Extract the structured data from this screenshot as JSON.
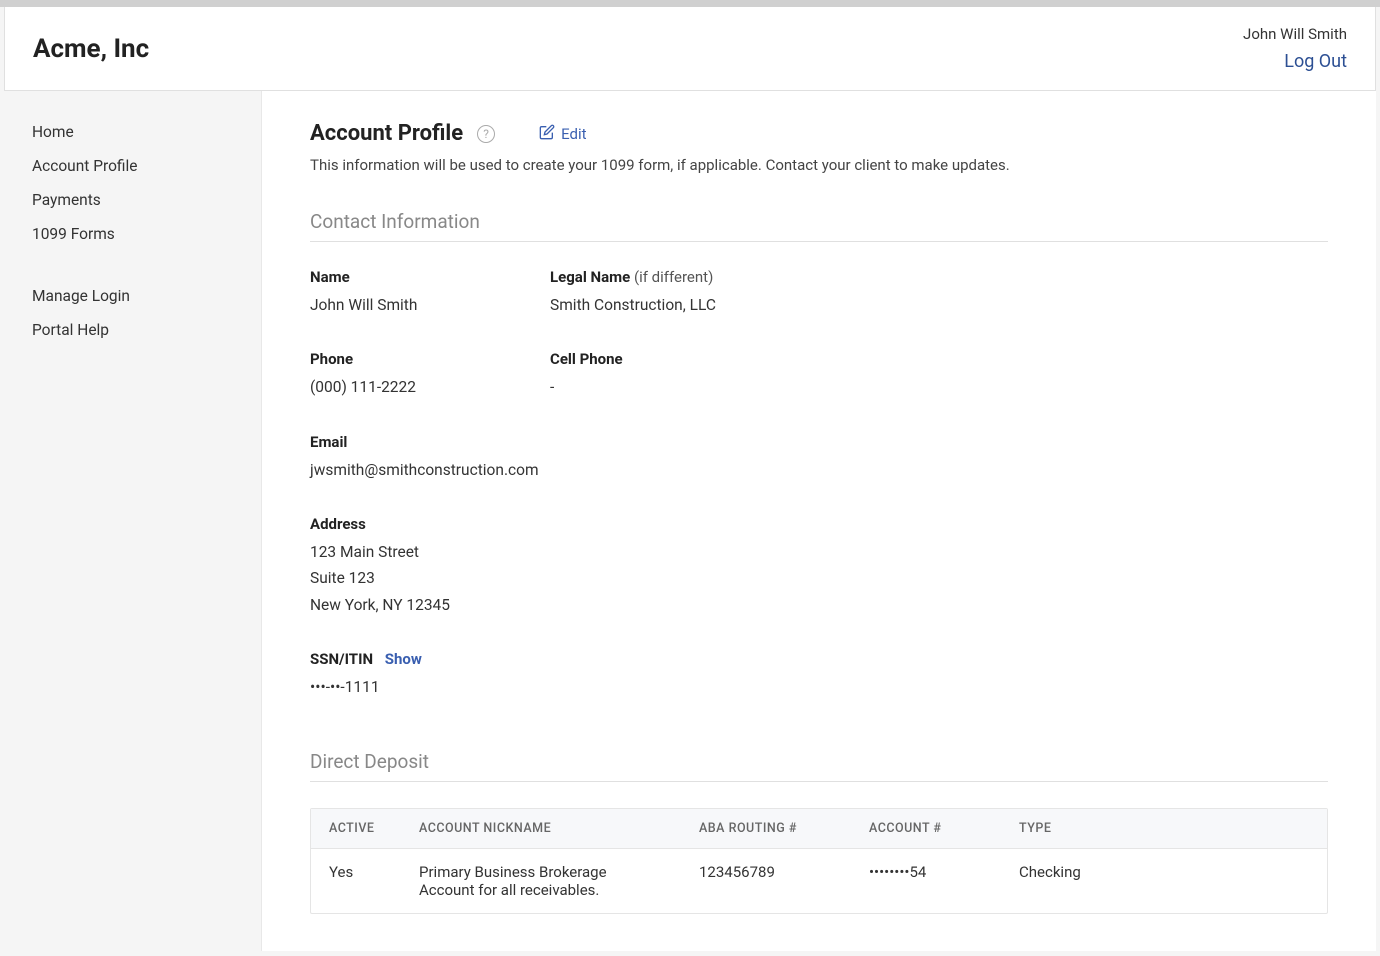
{
  "header": {
    "company_name": "Acme, Inc",
    "user_name": "John Will Smith",
    "logout_label": "Log Out"
  },
  "sidebar": {
    "group1": [
      {
        "label": "Home",
        "key": "home"
      },
      {
        "label": "Account Profile",
        "key": "account-profile"
      },
      {
        "label": "Payments",
        "key": "payments"
      },
      {
        "label": "1099 Forms",
        "key": "1099-forms"
      }
    ],
    "group2": [
      {
        "label": "Manage Login",
        "key": "manage-login"
      },
      {
        "label": "Portal Help",
        "key": "portal-help"
      }
    ]
  },
  "page": {
    "title": "Account Profile",
    "edit_label": "Edit",
    "subtitle": "This information will be used to create your 1099 form, if applicable. Contact your client to make updates."
  },
  "contact_section": {
    "title": "Contact Information",
    "name_label": "Name",
    "name_value": "John Will Smith",
    "legal_name_label": "Legal Name",
    "legal_name_hint": "(if different)",
    "legal_name_value": "Smith Construction, LLC",
    "phone_label": "Phone",
    "phone_value": "(000) 111-2222",
    "cell_phone_label": "Cell Phone",
    "cell_phone_value": "-",
    "email_label": "Email",
    "email_value": "jwsmith@smithconstruction.com",
    "address_label": "Address",
    "address_line1": "123 Main Street",
    "address_line2": "Suite 123",
    "address_line3": "New York, NY 12345",
    "ssn_label": "SSN/ITIN",
    "ssn_show_label": "Show",
    "ssn_value": "•••-••-1111"
  },
  "deposit_section": {
    "title": "Direct Deposit",
    "columns": {
      "active": "ACTIVE",
      "nickname": "ACCOUNT NICKNAME",
      "routing": "ABA ROUTING #",
      "account": "ACCOUNT #",
      "type": "TYPE"
    },
    "rows": [
      {
        "active": "Yes",
        "nickname": "Primary Business Brokerage Account for all receivables.",
        "routing": "123456789",
        "account": "••••••••54",
        "type": "Checking"
      }
    ]
  }
}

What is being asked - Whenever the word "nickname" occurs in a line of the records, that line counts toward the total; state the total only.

Finished task - 2